Every December and January, we see people make health and fitness resolutions. Generally, they are aesthetic based (to carve out abs, fit into X size clothing, etc) and often they are the product of guilt surrounding a little too much indulgence over the holidays. What more of us need to realise, however, is that exercise resolutions coming from a place of hatred, sadness or guilt, are destined to fail. Before you rush to Facebook to announce your intentions for the new year ahead, question your motivations. Pick a New Years resolution that will make you healthier and happier. If you can tick those two off, who knows, perhaps you’ll fit into that little black dress. Or perhaps you’ll no longer care whether you do or not.
Learning how to eat mindfully is one of the most positive, empowering things that you will ever do for yourself. You might have read the term and immediately rolled your eyes, conjuring a mental image of yourself meditating in front of a bowl of tofu and quinoa. So, what is mindful eating? Well, it can be exactly what you want it to be, tofu included.
Mindful eating means being aware of what foods you are choosing to consume and why. It means that you can eat a donut because it is delicious and will make you smile in the moment… and making the decision not to feel guilty afterwards. It means deciding to have a salad for lunch, not because your jeans are fitting a little more snuggly after Christmas, but because you’ve had the sniffles and it will make you feel healthy and energised.
Point being- food is not something that should control you, nor should it be used as a reward or punishment.
Here are some things that you can implement right away:
- Stop having ‘cheat days’, instead, learn how to eat those things in moderation
- Question your appetite. Are you hungry, bored, or responding to other emotions?
- Be present when you eat. Sit at a table, don’t look at your phone or the TV, chew each bite properly.
In a world where we glamourize how little sleep we are surviving on, because we think it connotes work ethic, productivity and being in demand, we need to make sleep cool again.
Plenty of successful gurus and entrepreneurs preach getting adequate sleep, and even take mid-day naps! The key here is in working smarter, not harder.
Poor sleep (regularly under 6 hours for most) can impair cognitive function. If you are spending 8 hours a day at a desk, but every 15 minutes find yourself scrolling down Instagram or staring into space trying to gather some shred of motivation, how much time are you really spending actively working? If you were well rested, you might have been able to fire out a day of work in 3 hours, freeing more time to focus on your own projects or seek out more advanced work to further your career.
Still thinking about that little black dress? Well, poor sleep can also cause a decrement in physical performance, disrupt levels of hunger and satiety hormones, and wreak havoc with blood sugar levels. Making it harder to lose weight and/or gain muscle.

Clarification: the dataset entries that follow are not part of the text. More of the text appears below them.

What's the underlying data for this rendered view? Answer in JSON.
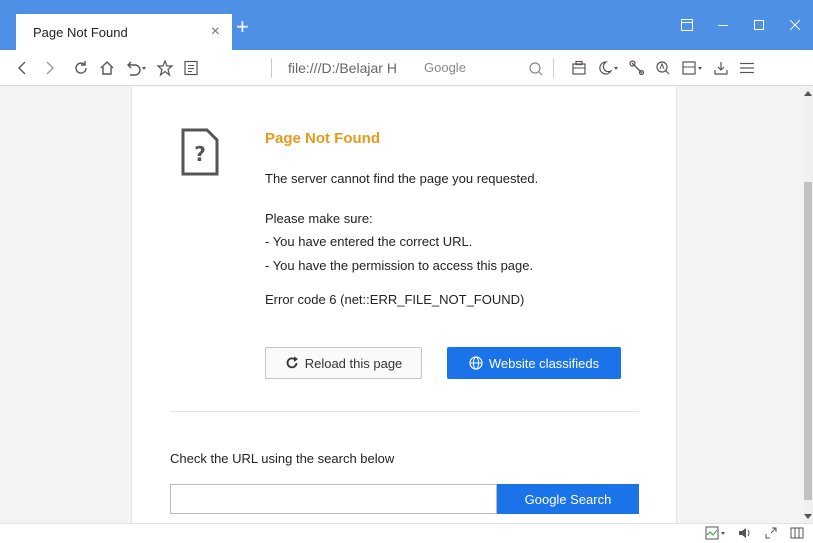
{
  "tab": {
    "title": "Page Not Found",
    "close": "×",
    "new_tab": "+"
  },
  "window_controls": [
    "restore-icon",
    "minimize-icon",
    "maximize-icon",
    "close-icon"
  ],
  "toolbar": {
    "address": "file:///D:/Belajar H",
    "search_engine": "Google"
  },
  "error": {
    "title": "Page Not Found",
    "message": "The server cannot find the page you requested.",
    "make_sure": "Please make sure:",
    "tip1": "- You have entered the correct URL.",
    "tip2": "- You have the permission to access this page.",
    "code": "Error code 6 (net::ERR_FILE_NOT_FOUND)",
    "reload_label": "Reload this page",
    "classifieds_label": "Website classifieds"
  },
  "search": {
    "hint": "Check the URL using the search below",
    "button": "Google Search",
    "value": ""
  },
  "colors": {
    "tabbar": "#4d90e6",
    "accent": "#1a73e8",
    "title": "#e69a1d"
  }
}
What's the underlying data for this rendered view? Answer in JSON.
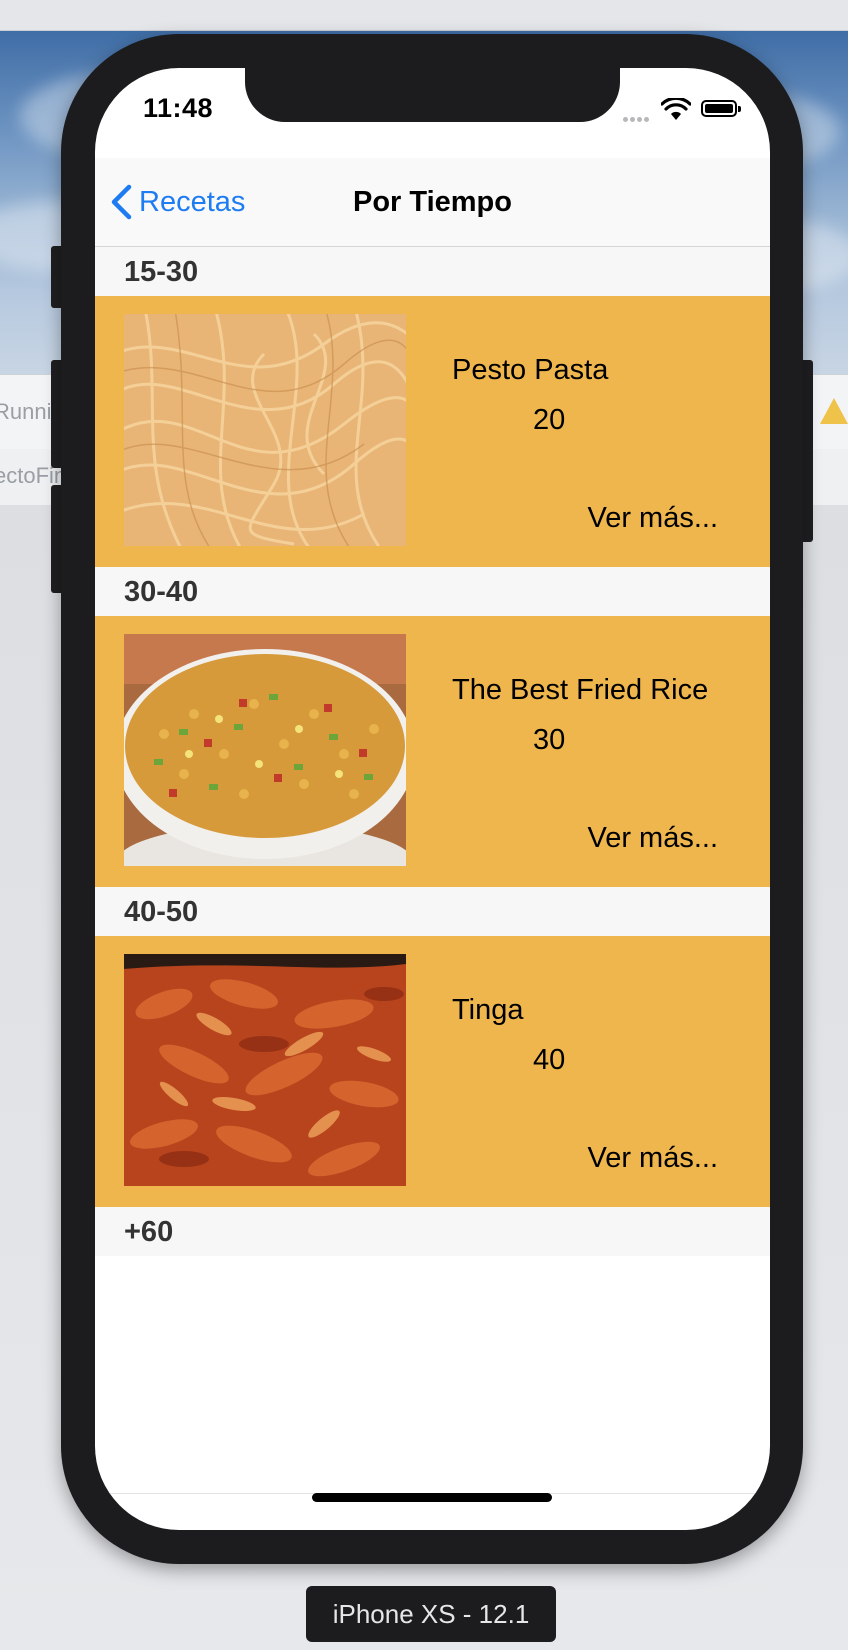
{
  "host": {
    "left_text_1": "Runnin",
    "left_text_2": "ectoFin"
  },
  "status_bar": {
    "time": "11:48"
  },
  "navbar": {
    "back_label": "Recetas",
    "title": "Por Tiempo"
  },
  "sections": [
    {
      "header": "15-30",
      "recipe": {
        "name": "Pesto Pasta",
        "time": "20",
        "more": "Ver más...",
        "image": "pasta-photo"
      }
    },
    {
      "header": "30-40",
      "recipe": {
        "name": "The Best Fried Rice",
        "time": "30",
        "more": "Ver más...",
        "image": "fried-rice-photo"
      }
    },
    {
      "header": "40-50",
      "recipe": {
        "name": "Tinga",
        "time": "40",
        "more": "Ver más...",
        "image": "tinga-photo"
      }
    },
    {
      "header": "+60"
    }
  ],
  "simulator_label": "iPhone XS - 12.1",
  "colors": {
    "row_background": "#efb64e",
    "accent": "#1e7cf2",
    "header_background": "#f7f7f7"
  }
}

What can you do about it? Set a regular bedtime and wake time and focus your pre-bed window around settling down for the night. What might this look like?
- Minimise blue light exposure (don’t stare at a screen)
- Surround yourself with relaxing things (lavender scents, calm music)
- Cut out stimulants from mid-afternoon
- If everything else is optimised, consider nutritional diet supplements. Pro Test contains magnesium and zinc which together support normal, healthy sleep
Goal: 6-8 hours minimum a night. You can monitor this with a fitness tracker or app.
Spend Time Outside
Something highly, highly underestimated, is the effect that lack of exposure to fresh air and natural light can have on our wellbeing. Unfortunately, in the UK, the days in winter are short, dark, cold and often rainy! It is not uncommon to feel more ‘down’ in these months, in extreme cases this can manifest as SAD (Seasonal Affective Disorder).
It is unsurprising when we consider that sunlight is linked to the release of the hormone serotonin- the ‘happy’ hormone in the daytime, as part of the body’s natural circadian rhythm. The sun also supplies the body with vitamin D. Vitamin D deficiency, a common issue, is associated with low mood and fatigue. Unfortunately, most of us are working office jobs 9-5. Supplementation and making time to get outside as muh as we can will help while we wait for summer to return.
Goal: Force yourself to take a short walk outside each day while the sun is up. This might be 20 minutes after breakfast, before you leave for work or in your lunch break.
Love Your Workouts
If you hate your training, the results are never going to be as impressive. Find something that you look forward to fitting in before/after work and excel in it. If weight lifting bores you, try a boxing class. If jogging just isn’t your thing, try Zumba. There are so many ways to move your body and burn calories, you just need to find the one for you.
Top Tip: Don’t set your goal too high. If you haven’t hit the gym in 6 months, you’re probably not going to go 6 days a week. Try 3 days. This is a massive step in the right direction and it is realistic. Set yourself up for success, not failure.
Speak Kindly to Yourself
Even though these resolutions are intended to be positive and contribute to better long-term health, forgive yourself if sometimes you mess up. 365 days of being perfect is a lot to ask! When you do slip up, make a mental note of why you did it and what you can do differently in future, and just move on! Be the person who picks themselves up and tries again every time.
By Savannah Westerby